The Web is for many people an essential part of daily life. At work. At home. And on the road. Web accessibility means that people with disabilities can use the Web equally. For example, somebody who cannot use their arms, and uses a mouthstick to type. Or someone who cannot hear well, and uses captions to watch videos.
Or someone who cannot see well, and uses a screen reader to read aloud what’s on the screen. Accessibility has many benefits. For example, captions benefit anyone in a loud or in a quiet environment. And good color contrast works better when there is glare. Also people with age-related impairements, such as reduced dexterity, benefit. In fact, everyone has a better user experience with an improved layout and design. A lot of accessibility can be built into the underlying code of websites and applications.
Web technologies from W3C, such as HTML, provide support for many accessibility features.
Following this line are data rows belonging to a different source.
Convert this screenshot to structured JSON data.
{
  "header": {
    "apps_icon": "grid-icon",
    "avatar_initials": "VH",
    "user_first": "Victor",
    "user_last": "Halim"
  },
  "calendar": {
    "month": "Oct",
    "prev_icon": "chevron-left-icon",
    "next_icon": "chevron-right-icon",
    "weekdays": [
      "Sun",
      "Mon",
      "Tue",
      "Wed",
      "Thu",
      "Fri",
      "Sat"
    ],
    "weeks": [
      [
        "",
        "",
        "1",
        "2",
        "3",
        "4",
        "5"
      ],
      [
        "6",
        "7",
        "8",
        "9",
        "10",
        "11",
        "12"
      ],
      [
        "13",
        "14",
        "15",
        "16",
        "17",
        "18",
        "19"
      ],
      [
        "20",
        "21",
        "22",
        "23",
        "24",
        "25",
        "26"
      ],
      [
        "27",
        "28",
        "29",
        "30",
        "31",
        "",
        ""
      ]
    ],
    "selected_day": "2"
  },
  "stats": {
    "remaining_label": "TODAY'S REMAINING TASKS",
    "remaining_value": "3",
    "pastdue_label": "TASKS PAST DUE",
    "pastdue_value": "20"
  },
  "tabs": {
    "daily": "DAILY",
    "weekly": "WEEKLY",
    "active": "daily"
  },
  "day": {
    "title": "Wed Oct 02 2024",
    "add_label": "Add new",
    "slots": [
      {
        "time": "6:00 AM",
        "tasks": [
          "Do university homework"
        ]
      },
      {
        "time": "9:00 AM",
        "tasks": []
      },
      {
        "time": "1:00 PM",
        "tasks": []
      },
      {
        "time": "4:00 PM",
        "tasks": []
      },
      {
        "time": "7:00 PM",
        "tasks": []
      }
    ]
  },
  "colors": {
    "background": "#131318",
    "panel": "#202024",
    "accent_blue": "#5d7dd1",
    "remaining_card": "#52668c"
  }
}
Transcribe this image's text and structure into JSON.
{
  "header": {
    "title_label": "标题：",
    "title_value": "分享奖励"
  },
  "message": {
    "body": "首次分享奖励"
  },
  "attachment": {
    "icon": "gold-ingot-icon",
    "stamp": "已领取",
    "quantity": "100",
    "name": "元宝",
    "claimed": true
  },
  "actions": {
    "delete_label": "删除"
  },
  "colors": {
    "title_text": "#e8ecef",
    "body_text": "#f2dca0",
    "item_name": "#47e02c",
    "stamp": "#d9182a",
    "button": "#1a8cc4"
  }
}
For example, features to provide text alternatives for images, which are read aloud by screen readers and also used by search engines. Also headings, labels, and other code supports accessibility and improves the quality overall. Good authoring tools, such as wikis, content management systems, and code editors, help create accessible code, either automatically or with input from the author. Also web browsers, media players, and apps need to support accessibility features.
W3C provides standards to help make the Web accessible, which are internationally recognized by governments and businesses. Most well-known is the Web Content Accessibility Guidelines – WCAG. WCAG is also the ISO standard 40500, and adopted in the European standard called EN 301 549. It is built around four core principles: First Perceivable – for example, so people can see the content, or hear it. Operable – for example, so people can use the computer by typing, or by voice. Understandable – for example, so people get clear and simple language.
And Robust – so people can use different assistive technologies. Besides WCAG, W3C also provides the Authoring Tool Accessibility Guidelines – ATAG, which defines requirements for content management systems, code editors and other software. And the User Agent Accessibility Guidelines – UAAG, defines requirements for web browsers and media players. There are over one billion people with disabilities, or about 15-20% of the population. The UN Convention on the Rights of Persons with Disabilities defines that access to information, including the Web, as a human right.
Most countries around the world have ratified this UN convention, and several have adopted binding policies too. Yet regardless of any laws and regulations, implementing the accessibility standards is essential for people with disabilities, and useful for all.